#### What is required:
Each line below should be set down again unchanged.

[Dataset rows describing interfaces]
□ □ □
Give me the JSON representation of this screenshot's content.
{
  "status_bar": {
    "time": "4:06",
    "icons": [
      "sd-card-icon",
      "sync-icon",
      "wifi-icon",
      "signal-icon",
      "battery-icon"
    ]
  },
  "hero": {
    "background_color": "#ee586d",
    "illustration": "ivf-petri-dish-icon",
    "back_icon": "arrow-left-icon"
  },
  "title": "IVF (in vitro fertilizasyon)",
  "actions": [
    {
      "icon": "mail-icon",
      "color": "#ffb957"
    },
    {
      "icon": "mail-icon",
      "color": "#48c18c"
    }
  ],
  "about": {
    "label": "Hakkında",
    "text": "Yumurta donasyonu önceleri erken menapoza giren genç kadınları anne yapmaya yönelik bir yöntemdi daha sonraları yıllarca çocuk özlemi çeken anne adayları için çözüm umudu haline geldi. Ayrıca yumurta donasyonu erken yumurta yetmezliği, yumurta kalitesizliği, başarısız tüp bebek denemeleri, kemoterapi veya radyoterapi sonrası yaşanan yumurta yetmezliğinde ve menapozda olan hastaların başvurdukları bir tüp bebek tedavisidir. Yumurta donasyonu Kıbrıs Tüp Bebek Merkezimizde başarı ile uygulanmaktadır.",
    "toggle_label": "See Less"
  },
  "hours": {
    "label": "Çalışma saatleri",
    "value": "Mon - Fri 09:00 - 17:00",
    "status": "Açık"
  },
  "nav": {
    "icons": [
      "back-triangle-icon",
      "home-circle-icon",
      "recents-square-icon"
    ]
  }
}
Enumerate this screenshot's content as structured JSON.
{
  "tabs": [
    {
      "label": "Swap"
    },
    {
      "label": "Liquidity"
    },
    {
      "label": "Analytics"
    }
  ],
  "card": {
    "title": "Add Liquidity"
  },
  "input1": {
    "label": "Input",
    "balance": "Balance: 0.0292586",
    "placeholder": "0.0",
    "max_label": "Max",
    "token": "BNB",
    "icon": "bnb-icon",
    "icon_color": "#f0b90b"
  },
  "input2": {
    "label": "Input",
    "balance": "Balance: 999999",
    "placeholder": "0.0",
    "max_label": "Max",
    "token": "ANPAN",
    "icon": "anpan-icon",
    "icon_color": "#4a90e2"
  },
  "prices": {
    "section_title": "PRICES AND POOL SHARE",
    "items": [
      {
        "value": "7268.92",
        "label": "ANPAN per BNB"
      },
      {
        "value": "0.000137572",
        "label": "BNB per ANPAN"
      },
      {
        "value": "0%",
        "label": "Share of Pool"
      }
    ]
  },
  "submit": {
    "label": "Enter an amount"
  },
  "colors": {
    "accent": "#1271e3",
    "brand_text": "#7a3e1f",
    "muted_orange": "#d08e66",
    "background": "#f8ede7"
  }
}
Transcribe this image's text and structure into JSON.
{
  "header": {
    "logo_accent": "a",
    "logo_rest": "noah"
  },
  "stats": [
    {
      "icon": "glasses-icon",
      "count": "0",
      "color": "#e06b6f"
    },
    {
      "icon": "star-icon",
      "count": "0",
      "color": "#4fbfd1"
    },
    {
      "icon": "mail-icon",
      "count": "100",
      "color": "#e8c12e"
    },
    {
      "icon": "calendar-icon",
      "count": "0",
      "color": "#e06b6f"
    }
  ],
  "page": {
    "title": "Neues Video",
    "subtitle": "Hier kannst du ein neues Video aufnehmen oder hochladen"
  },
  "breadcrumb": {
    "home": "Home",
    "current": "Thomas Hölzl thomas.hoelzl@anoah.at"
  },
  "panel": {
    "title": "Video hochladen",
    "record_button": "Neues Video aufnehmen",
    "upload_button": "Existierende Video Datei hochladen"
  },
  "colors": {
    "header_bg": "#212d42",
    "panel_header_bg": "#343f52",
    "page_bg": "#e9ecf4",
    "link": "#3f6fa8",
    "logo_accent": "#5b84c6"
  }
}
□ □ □
#### Written solution:
Give me the JSON representation of this screenshot's content.
{
  "status_bar": {
    "time": "4:06",
    "icons": [
      "sd-card-icon",
      "sync-icon",
      "wifi-icon",
      "signal-icon",
      "battery-icon"
    ]
  },
  "hero": {
    "background_color": "#ee586d",
    "illustration": "ivf-petri-dish-icon",
    "back_icon": "arrow-left-icon"
  },
  "title": "IVF (in vitro fertilizasyon)",
  "actions": [
    {
      "icon": "mail-icon",
      "color": "#ffb957"
    },
    {
      "icon": "mail-icon",
      "color": "#48c18c"
    }
  ],
  "about": {
    "label": "Hakkında",
    "text": "Yumurta donasyonu önceleri erken menapoza giren genç kadınları anne yapmaya yönelik bir yöntemdi daha sonraları yıllarca çocuk özlemi çeken anne adayları için çözüm umudu haline geldi. Ayrıca yumurta donasyonu erken yumurta yetmezliği, yumurta kalitesizliği, başarısız tüp bebek denemeleri, kemoterapi veya radyoterapi sonrası yaşanan yumurta yetmezliğinde ve menapozda olan hastaların başvurdukları bir tüp bebek tedavisidir. Yumurta donasyonu Kıbrıs Tüp Bebek Merkezimizde başarı ile uygulanmaktadır.",
    "toggle_label": "See Less"
  },
  "hours": {
    "label": "Çalışma saatleri",
    "value": "Mon - Fri 09:00 - 17:00",
    "status": "Açık"
  },
  "nav": {
    "icons": [
      "back-triangle-icon",
      "home-circle-icon",
      "recents-square-icon"
    ]
  }
}
Enumerate this screenshot's content as structured JSON.
{
  "tabs": [
    {
      "label": "Swap"
    },
    {
      "label": "Liquidity"
    },
    {
      "label": "Analytics"
    }
  ],
  "card": {
    "title": "Add Liquidity"
  },
  "input1": {
    "label": "Input",
    "balance": "Balance: 0.0292586",
    "placeholder": "0.0",
    "max_label": "Max",
    "token": "BNB",
    "icon": "bnb-icon",
    "icon_color": "#f0b90b"
  },
  "input2": {
    "label": "Input",
    "balance": "Balance: 999999",
    "placeholder": "0.0",
    "max_label": "Max",
    "token": "ANPAN",
    "icon": "anpan-icon",
    "icon_color": "#4a90e2"
  },
  "prices": {
    "section_title": "PRICES AND POOL SHARE",
    "items": [
      {
        "value": "7268.92",
        "label": "ANPAN per BNB"
      },
      {
        "value": "0.000137572",
        "label": "BNB per ANPAN"
      },
      {
        "value": "0%",
        "label": "Share of Pool"
      }
    ]
  },
  "submit": {
    "label": "Enter an amount"
  },
  "colors": {
    "accent": "#1271e3",
    "brand_text": "#7a3e1f",
    "muted_orange": "#d08e66",
    "background": "#f8ede7"
  }
}
Transcribe this image's text and structure into JSON.
{
  "header": {
    "logo_accent": "a",
    "logo_rest": "noah"
  },
  "stats": [
    {
      "icon": "glasses-icon",
      "count": "0",
      "color": "#e06b6f"
    },
    {
      "icon": "star-icon",
      "count": "0",
      "color": "#4fbfd1"
    },
    {
      "icon": "mail-icon",
      "count": "100",
      "color": "#e8c12e"
    },
    {
      "icon": "calendar-icon",
      "count": "0",
      "color": "#e06b6f"
    }
  ],
  "page": {
    "title": "Neues Video",
    "subtitle": "Hier kannst du ein neues Video aufnehmen oder hochladen"
  },
  "breadcrumb": {
    "home": "Home",
    "current": "Thomas Hölzl thomas.hoelzl@anoah.at"
  },
  "panel": {
    "title": "Video hochladen",
    "record_button": "Neues Video aufnehmen",
    "upload_button": "Existierende Video Datei hochladen"
  },
  "colors": {
    "header_bg": "#212d42",
    "panel_header_bg": "#343f52",
    "page_bg": "#e9ecf4",
    "link": "#3f6fa8",
    "logo_accent": "#5b84c6"
  }
}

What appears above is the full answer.